-- Opening Marker --
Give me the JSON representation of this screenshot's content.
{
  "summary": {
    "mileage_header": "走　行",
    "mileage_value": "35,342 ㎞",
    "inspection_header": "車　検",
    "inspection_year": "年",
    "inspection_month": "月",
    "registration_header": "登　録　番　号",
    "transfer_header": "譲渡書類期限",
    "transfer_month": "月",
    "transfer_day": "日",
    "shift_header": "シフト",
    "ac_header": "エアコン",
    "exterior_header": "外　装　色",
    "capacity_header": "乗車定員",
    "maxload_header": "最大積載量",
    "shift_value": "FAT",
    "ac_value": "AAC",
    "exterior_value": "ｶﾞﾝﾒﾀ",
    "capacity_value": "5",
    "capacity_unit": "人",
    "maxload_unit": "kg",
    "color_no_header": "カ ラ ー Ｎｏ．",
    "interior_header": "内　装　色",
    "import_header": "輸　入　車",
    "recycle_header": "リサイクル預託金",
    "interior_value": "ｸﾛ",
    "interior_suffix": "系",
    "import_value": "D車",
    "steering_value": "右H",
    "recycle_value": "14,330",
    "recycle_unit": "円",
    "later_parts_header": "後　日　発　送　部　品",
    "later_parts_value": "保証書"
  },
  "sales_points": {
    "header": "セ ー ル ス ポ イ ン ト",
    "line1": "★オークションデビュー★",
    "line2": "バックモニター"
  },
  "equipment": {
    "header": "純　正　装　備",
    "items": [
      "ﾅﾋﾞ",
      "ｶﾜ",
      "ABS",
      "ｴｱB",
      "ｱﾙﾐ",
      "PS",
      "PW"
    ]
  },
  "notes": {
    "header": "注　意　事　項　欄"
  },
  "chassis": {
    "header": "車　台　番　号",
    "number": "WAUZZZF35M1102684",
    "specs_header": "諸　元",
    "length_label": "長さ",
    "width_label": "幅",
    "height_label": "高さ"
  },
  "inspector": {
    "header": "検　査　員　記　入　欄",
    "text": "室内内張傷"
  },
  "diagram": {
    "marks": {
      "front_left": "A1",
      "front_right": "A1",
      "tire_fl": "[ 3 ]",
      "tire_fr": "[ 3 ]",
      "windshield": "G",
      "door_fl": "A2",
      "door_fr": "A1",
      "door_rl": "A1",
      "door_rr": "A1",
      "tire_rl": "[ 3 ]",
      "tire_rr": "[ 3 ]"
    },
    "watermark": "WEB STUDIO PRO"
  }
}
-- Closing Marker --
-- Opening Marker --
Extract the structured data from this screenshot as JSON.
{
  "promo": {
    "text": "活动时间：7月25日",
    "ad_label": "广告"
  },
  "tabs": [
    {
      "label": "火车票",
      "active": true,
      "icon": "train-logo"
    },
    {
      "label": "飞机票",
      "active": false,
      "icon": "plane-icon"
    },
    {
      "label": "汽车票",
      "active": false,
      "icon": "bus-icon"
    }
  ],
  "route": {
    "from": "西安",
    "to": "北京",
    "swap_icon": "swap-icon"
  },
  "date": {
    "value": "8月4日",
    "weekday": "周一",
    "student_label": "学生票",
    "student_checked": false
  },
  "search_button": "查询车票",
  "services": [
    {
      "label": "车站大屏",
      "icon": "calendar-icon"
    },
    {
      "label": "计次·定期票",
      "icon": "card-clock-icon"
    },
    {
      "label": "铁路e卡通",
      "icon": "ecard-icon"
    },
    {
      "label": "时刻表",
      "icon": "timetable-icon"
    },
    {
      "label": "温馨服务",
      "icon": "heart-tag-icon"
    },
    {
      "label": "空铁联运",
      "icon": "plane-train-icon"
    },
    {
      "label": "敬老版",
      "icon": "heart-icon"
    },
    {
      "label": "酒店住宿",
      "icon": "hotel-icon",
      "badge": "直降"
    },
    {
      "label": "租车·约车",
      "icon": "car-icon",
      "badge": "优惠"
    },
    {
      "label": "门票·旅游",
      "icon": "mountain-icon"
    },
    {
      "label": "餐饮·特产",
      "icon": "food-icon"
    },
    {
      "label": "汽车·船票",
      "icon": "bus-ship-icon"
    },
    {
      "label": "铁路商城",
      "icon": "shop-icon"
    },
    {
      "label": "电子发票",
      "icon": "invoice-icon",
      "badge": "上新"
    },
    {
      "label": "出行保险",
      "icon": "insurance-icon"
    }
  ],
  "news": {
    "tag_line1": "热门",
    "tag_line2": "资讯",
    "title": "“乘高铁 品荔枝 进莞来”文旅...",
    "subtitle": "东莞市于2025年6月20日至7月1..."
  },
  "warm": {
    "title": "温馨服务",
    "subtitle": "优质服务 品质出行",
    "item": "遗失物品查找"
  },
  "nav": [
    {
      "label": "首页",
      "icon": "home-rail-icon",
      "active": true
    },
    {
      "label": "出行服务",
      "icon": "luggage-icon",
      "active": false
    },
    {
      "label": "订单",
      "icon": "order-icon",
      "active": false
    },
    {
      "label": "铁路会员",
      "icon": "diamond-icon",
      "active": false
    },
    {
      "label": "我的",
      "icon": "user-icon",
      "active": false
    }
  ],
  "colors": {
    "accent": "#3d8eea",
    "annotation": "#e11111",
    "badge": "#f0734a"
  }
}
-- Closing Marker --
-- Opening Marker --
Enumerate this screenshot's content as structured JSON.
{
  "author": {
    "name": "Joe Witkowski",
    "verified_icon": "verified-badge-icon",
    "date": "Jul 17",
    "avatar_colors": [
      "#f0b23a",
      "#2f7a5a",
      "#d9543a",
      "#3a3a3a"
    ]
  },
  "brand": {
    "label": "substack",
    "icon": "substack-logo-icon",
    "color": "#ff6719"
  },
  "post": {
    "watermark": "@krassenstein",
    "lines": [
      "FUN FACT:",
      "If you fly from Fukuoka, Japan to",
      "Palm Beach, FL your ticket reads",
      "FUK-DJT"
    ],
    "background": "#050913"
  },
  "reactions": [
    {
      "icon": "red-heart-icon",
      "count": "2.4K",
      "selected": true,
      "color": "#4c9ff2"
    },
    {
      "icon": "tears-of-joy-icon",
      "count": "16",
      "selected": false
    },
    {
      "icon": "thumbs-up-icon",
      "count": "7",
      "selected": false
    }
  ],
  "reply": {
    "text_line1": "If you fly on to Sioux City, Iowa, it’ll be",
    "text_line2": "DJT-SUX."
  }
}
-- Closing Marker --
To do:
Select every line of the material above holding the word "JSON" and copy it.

Result of the task:
Give me the JSON representation of this screenshot's content.
Extract the structured data from this screenshot as JSON.
Enumerate this screenshot's content as structured JSON.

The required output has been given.